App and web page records

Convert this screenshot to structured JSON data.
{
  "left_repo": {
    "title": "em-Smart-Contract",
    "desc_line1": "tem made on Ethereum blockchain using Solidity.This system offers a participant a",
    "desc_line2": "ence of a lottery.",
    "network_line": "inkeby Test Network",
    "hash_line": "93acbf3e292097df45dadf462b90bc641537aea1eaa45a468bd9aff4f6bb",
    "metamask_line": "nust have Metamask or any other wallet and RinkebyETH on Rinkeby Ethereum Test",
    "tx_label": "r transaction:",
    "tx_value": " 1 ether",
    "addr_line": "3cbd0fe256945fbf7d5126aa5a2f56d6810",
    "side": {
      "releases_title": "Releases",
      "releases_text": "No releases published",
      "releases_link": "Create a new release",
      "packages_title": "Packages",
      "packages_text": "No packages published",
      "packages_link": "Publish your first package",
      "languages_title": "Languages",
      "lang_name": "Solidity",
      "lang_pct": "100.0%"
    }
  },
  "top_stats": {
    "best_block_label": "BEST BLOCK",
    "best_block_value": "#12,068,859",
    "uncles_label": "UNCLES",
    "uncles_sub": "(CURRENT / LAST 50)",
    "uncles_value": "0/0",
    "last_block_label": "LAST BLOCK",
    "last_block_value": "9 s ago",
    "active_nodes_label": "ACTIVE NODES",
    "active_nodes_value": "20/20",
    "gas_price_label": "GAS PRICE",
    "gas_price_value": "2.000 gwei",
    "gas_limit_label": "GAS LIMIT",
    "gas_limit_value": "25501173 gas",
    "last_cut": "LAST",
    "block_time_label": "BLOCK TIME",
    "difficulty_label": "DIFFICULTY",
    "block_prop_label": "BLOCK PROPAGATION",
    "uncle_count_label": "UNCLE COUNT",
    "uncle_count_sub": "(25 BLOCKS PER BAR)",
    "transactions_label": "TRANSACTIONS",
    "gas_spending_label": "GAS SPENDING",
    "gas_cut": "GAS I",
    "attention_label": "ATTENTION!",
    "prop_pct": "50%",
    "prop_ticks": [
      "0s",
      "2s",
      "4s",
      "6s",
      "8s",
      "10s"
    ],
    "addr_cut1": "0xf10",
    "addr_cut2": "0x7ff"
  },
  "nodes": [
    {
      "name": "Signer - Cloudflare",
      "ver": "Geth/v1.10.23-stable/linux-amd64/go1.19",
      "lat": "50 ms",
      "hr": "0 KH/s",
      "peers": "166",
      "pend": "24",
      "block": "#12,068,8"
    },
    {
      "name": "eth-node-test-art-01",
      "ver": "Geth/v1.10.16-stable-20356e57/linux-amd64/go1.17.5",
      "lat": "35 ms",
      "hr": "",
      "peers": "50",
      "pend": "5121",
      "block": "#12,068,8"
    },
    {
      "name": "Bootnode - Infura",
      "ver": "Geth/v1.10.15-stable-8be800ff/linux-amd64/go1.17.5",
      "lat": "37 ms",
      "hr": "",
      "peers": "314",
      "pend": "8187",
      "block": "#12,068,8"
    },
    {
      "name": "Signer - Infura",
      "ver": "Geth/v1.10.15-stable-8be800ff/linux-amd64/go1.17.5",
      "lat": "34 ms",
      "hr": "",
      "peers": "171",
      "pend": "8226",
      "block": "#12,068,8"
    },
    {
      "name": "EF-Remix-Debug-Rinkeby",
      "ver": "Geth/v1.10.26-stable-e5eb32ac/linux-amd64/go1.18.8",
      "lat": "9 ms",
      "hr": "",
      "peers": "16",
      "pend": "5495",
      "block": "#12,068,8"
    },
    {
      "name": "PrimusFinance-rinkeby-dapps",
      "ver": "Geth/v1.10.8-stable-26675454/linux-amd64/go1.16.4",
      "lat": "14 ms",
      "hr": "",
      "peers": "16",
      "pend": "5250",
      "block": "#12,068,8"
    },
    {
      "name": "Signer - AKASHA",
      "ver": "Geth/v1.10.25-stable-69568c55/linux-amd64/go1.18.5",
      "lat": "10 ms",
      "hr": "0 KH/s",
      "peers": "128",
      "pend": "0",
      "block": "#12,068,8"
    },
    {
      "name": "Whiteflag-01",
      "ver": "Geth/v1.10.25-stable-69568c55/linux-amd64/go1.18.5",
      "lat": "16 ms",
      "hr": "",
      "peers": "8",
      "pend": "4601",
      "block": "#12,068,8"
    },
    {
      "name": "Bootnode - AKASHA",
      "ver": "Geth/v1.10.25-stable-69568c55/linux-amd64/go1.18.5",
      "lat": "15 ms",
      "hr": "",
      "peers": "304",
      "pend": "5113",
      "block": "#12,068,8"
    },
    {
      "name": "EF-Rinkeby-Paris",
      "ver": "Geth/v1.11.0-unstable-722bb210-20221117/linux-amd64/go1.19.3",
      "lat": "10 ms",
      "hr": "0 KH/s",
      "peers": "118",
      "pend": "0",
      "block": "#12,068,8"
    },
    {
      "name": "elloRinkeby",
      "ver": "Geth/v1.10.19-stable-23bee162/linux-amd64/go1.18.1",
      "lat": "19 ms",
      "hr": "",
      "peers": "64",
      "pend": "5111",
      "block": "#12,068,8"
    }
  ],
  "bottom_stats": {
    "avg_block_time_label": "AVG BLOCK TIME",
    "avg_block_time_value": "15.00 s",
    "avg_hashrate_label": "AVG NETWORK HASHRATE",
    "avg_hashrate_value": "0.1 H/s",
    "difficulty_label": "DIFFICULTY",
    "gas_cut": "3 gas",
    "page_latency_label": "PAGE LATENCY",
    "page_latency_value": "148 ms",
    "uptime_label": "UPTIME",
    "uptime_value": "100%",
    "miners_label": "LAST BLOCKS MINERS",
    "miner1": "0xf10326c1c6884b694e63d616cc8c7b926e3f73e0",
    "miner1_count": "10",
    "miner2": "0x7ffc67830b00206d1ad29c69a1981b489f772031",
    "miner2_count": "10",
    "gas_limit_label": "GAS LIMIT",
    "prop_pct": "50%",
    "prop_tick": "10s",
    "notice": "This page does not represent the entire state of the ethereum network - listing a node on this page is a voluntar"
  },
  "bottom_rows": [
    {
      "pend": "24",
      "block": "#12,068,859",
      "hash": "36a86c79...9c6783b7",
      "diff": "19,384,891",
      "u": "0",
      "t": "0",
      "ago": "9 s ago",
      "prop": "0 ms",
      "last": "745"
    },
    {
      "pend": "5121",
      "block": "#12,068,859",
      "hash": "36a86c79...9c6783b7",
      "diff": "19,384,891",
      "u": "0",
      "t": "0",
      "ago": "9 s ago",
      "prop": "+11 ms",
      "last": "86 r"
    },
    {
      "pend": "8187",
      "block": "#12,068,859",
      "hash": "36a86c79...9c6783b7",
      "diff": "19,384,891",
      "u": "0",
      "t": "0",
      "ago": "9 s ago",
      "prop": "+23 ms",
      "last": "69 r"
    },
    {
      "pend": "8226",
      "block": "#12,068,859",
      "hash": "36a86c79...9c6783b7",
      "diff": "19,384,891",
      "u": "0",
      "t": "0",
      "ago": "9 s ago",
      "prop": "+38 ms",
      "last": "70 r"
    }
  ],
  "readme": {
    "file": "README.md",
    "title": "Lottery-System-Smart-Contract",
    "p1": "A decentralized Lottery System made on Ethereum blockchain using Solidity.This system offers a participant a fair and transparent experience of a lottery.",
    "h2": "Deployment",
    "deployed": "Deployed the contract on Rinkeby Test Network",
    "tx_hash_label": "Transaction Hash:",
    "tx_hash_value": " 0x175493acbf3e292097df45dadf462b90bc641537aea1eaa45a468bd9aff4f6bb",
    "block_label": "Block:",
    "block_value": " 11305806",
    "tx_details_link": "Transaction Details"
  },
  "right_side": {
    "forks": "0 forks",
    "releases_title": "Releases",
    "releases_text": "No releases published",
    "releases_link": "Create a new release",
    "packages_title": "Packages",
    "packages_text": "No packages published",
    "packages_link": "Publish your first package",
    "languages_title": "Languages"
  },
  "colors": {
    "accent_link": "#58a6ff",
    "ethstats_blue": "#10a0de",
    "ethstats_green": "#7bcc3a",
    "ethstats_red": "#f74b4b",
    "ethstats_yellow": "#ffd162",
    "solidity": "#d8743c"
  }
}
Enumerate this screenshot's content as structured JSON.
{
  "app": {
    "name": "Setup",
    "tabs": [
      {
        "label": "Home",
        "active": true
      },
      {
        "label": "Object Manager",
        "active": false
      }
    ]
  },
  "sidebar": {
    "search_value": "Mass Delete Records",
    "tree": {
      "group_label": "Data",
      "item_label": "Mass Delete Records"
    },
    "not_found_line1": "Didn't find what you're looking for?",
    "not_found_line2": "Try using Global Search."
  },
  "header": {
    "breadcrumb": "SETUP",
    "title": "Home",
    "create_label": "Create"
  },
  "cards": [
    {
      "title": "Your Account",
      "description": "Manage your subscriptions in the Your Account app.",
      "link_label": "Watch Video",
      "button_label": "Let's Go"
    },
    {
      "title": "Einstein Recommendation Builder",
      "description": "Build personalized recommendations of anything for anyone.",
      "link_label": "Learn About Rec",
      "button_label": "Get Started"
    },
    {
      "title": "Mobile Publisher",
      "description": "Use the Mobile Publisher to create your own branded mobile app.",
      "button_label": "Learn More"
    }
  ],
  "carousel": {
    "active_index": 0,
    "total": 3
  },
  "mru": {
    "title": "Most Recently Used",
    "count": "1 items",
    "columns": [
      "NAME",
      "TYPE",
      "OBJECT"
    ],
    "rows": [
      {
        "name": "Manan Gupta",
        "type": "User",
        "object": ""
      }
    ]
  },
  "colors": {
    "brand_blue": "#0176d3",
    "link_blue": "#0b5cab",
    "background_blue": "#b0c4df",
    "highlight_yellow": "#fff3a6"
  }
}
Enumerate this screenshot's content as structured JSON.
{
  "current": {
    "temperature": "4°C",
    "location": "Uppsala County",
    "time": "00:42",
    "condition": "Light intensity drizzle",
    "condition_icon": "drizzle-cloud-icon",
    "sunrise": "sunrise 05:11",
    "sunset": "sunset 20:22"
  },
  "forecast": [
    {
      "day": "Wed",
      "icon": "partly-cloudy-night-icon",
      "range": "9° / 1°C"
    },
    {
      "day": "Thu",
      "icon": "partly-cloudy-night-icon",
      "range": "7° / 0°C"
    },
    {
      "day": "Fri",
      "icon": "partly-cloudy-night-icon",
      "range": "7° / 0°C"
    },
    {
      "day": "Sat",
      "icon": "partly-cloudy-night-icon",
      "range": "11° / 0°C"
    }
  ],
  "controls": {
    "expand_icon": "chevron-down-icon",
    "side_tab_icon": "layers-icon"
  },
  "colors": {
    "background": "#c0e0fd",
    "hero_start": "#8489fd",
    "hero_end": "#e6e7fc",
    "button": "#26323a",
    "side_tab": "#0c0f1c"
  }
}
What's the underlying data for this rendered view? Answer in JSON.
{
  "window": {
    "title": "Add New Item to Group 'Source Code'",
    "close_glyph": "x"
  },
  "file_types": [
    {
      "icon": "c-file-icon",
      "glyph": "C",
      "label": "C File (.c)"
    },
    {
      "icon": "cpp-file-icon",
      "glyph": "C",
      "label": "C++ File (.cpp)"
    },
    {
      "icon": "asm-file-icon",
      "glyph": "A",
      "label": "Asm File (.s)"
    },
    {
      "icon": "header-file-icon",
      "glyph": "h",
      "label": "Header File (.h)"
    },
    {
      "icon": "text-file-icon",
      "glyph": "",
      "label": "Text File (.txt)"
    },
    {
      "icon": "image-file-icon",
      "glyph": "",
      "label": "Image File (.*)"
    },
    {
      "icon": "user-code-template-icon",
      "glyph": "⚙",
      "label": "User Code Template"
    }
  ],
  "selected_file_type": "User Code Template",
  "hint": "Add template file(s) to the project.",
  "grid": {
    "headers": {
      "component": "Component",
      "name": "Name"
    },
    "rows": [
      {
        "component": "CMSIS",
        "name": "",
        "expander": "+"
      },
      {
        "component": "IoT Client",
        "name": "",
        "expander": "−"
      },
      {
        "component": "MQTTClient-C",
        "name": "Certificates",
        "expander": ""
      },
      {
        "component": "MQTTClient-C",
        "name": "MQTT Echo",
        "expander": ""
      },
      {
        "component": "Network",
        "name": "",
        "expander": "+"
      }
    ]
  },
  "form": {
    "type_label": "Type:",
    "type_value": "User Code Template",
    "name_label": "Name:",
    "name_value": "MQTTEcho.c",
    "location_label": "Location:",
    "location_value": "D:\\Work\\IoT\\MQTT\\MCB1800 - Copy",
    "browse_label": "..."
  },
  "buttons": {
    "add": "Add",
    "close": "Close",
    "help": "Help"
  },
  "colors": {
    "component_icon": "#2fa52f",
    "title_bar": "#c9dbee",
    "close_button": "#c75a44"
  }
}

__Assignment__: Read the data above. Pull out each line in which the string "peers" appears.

__Task solution__:
      "peers": "166",
      "peers": "50",
      "peers": "314",
      "peers": "171",
      "peers": "16",
      "peers": "16",
      "peers": "128",
      "peers": "8",
      "peers": "304",
      "peers": "118",
      "peers": "64",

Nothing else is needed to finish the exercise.